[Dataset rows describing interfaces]
[Start of Attachment]

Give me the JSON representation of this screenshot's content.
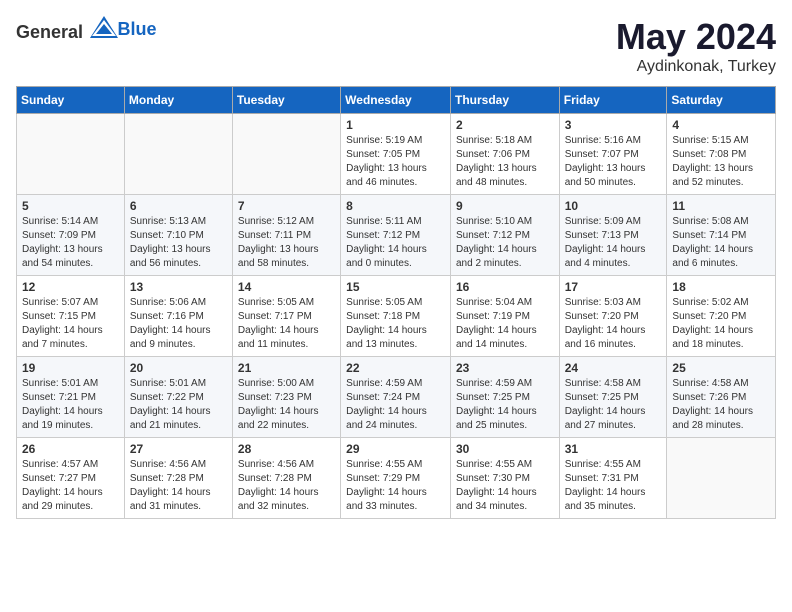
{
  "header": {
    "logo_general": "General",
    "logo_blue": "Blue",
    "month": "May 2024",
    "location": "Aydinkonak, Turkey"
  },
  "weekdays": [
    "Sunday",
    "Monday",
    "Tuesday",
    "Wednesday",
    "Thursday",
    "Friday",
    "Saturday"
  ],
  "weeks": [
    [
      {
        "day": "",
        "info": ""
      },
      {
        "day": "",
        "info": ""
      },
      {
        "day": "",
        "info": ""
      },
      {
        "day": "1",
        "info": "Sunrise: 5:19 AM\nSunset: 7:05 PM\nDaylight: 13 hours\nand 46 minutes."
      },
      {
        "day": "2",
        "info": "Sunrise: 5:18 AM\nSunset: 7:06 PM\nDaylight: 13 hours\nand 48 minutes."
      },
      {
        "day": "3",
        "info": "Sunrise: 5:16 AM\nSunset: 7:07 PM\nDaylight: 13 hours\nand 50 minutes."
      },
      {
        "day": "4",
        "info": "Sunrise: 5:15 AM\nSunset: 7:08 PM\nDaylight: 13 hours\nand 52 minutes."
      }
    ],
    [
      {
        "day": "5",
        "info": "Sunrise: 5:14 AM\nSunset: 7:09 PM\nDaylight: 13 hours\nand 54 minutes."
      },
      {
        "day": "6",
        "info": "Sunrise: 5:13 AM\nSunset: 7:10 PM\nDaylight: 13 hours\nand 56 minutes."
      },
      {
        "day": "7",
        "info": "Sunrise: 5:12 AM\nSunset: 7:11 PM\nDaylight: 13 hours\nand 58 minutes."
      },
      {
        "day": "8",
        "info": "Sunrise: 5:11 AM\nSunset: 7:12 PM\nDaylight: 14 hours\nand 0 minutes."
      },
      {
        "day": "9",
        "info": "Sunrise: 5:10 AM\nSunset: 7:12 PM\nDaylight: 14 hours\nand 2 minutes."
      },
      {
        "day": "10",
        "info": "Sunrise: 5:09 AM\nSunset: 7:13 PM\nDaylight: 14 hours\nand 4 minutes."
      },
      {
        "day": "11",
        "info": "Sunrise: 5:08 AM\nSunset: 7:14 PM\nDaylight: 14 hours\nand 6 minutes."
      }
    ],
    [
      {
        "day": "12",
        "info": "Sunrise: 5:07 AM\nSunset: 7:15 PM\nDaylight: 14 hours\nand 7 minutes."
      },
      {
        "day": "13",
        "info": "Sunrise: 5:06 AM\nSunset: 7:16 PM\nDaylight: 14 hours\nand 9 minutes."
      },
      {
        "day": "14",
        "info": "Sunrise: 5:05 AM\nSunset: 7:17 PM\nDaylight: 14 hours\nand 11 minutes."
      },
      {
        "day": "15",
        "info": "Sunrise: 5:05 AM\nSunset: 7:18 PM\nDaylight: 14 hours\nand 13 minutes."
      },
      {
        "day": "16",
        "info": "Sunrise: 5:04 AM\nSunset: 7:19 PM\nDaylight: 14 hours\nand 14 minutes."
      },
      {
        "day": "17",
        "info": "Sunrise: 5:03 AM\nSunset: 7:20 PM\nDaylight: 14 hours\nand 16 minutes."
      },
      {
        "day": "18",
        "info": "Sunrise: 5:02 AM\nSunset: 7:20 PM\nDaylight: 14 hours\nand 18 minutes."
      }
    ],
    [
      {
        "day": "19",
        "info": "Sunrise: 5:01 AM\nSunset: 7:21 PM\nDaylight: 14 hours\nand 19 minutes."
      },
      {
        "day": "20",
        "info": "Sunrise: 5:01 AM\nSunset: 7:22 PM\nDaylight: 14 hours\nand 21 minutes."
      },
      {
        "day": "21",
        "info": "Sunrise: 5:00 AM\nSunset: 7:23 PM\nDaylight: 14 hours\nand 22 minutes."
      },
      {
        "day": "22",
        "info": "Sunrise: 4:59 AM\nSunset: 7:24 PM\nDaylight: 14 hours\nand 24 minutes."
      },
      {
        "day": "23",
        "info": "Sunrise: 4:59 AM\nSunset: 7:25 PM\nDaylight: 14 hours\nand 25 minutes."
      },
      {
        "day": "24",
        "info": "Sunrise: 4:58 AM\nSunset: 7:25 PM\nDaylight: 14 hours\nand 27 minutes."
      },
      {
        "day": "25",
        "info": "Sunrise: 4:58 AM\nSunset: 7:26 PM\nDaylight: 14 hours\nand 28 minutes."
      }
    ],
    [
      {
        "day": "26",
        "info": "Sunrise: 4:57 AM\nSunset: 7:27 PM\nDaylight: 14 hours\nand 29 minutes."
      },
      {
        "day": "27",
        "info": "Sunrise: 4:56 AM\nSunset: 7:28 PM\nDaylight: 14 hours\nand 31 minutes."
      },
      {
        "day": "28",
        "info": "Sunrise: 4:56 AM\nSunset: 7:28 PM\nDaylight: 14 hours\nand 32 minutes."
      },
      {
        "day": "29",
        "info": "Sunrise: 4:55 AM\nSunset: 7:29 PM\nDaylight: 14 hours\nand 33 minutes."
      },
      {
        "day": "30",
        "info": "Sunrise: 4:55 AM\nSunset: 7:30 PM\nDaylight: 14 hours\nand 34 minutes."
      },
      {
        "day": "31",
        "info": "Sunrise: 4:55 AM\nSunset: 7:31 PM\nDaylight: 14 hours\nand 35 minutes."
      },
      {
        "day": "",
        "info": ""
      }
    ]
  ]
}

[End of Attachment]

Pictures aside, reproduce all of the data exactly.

[COMPLETED EXERCISE]
Give me the JSON representation of this screenshot's content.
{
  "header": {
    "logo_general": "General",
    "logo_blue": "Blue",
    "month": "May 2024",
    "location": "Aydinkonak, Turkey"
  },
  "weekdays": [
    "Sunday",
    "Monday",
    "Tuesday",
    "Wednesday",
    "Thursday",
    "Friday",
    "Saturday"
  ],
  "weeks": [
    [
      {
        "day": "",
        "info": ""
      },
      {
        "day": "",
        "info": ""
      },
      {
        "day": "",
        "info": ""
      },
      {
        "day": "1",
        "info": "Sunrise: 5:19 AM\nSunset: 7:05 PM\nDaylight: 13 hours\nand 46 minutes."
      },
      {
        "day": "2",
        "info": "Sunrise: 5:18 AM\nSunset: 7:06 PM\nDaylight: 13 hours\nand 48 minutes."
      },
      {
        "day": "3",
        "info": "Sunrise: 5:16 AM\nSunset: 7:07 PM\nDaylight: 13 hours\nand 50 minutes."
      },
      {
        "day": "4",
        "info": "Sunrise: 5:15 AM\nSunset: 7:08 PM\nDaylight: 13 hours\nand 52 minutes."
      }
    ],
    [
      {
        "day": "5",
        "info": "Sunrise: 5:14 AM\nSunset: 7:09 PM\nDaylight: 13 hours\nand 54 minutes."
      },
      {
        "day": "6",
        "info": "Sunrise: 5:13 AM\nSunset: 7:10 PM\nDaylight: 13 hours\nand 56 minutes."
      },
      {
        "day": "7",
        "info": "Sunrise: 5:12 AM\nSunset: 7:11 PM\nDaylight: 13 hours\nand 58 minutes."
      },
      {
        "day": "8",
        "info": "Sunrise: 5:11 AM\nSunset: 7:12 PM\nDaylight: 14 hours\nand 0 minutes."
      },
      {
        "day": "9",
        "info": "Sunrise: 5:10 AM\nSunset: 7:12 PM\nDaylight: 14 hours\nand 2 minutes."
      },
      {
        "day": "10",
        "info": "Sunrise: 5:09 AM\nSunset: 7:13 PM\nDaylight: 14 hours\nand 4 minutes."
      },
      {
        "day": "11",
        "info": "Sunrise: 5:08 AM\nSunset: 7:14 PM\nDaylight: 14 hours\nand 6 minutes."
      }
    ],
    [
      {
        "day": "12",
        "info": "Sunrise: 5:07 AM\nSunset: 7:15 PM\nDaylight: 14 hours\nand 7 minutes."
      },
      {
        "day": "13",
        "info": "Sunrise: 5:06 AM\nSunset: 7:16 PM\nDaylight: 14 hours\nand 9 minutes."
      },
      {
        "day": "14",
        "info": "Sunrise: 5:05 AM\nSunset: 7:17 PM\nDaylight: 14 hours\nand 11 minutes."
      },
      {
        "day": "15",
        "info": "Sunrise: 5:05 AM\nSunset: 7:18 PM\nDaylight: 14 hours\nand 13 minutes."
      },
      {
        "day": "16",
        "info": "Sunrise: 5:04 AM\nSunset: 7:19 PM\nDaylight: 14 hours\nand 14 minutes."
      },
      {
        "day": "17",
        "info": "Sunrise: 5:03 AM\nSunset: 7:20 PM\nDaylight: 14 hours\nand 16 minutes."
      },
      {
        "day": "18",
        "info": "Sunrise: 5:02 AM\nSunset: 7:20 PM\nDaylight: 14 hours\nand 18 minutes."
      }
    ],
    [
      {
        "day": "19",
        "info": "Sunrise: 5:01 AM\nSunset: 7:21 PM\nDaylight: 14 hours\nand 19 minutes."
      },
      {
        "day": "20",
        "info": "Sunrise: 5:01 AM\nSunset: 7:22 PM\nDaylight: 14 hours\nand 21 minutes."
      },
      {
        "day": "21",
        "info": "Sunrise: 5:00 AM\nSunset: 7:23 PM\nDaylight: 14 hours\nand 22 minutes."
      },
      {
        "day": "22",
        "info": "Sunrise: 4:59 AM\nSunset: 7:24 PM\nDaylight: 14 hours\nand 24 minutes."
      },
      {
        "day": "23",
        "info": "Sunrise: 4:59 AM\nSunset: 7:25 PM\nDaylight: 14 hours\nand 25 minutes."
      },
      {
        "day": "24",
        "info": "Sunrise: 4:58 AM\nSunset: 7:25 PM\nDaylight: 14 hours\nand 27 minutes."
      },
      {
        "day": "25",
        "info": "Sunrise: 4:58 AM\nSunset: 7:26 PM\nDaylight: 14 hours\nand 28 minutes."
      }
    ],
    [
      {
        "day": "26",
        "info": "Sunrise: 4:57 AM\nSunset: 7:27 PM\nDaylight: 14 hours\nand 29 minutes."
      },
      {
        "day": "27",
        "info": "Sunrise: 4:56 AM\nSunset: 7:28 PM\nDaylight: 14 hours\nand 31 minutes."
      },
      {
        "day": "28",
        "info": "Sunrise: 4:56 AM\nSunset: 7:28 PM\nDaylight: 14 hours\nand 32 minutes."
      },
      {
        "day": "29",
        "info": "Sunrise: 4:55 AM\nSunset: 7:29 PM\nDaylight: 14 hours\nand 33 minutes."
      },
      {
        "day": "30",
        "info": "Sunrise: 4:55 AM\nSunset: 7:30 PM\nDaylight: 14 hours\nand 34 minutes."
      },
      {
        "day": "31",
        "info": "Sunrise: 4:55 AM\nSunset: 7:31 PM\nDaylight: 14 hours\nand 35 minutes."
      },
      {
        "day": "",
        "info": ""
      }
    ]
  ]
}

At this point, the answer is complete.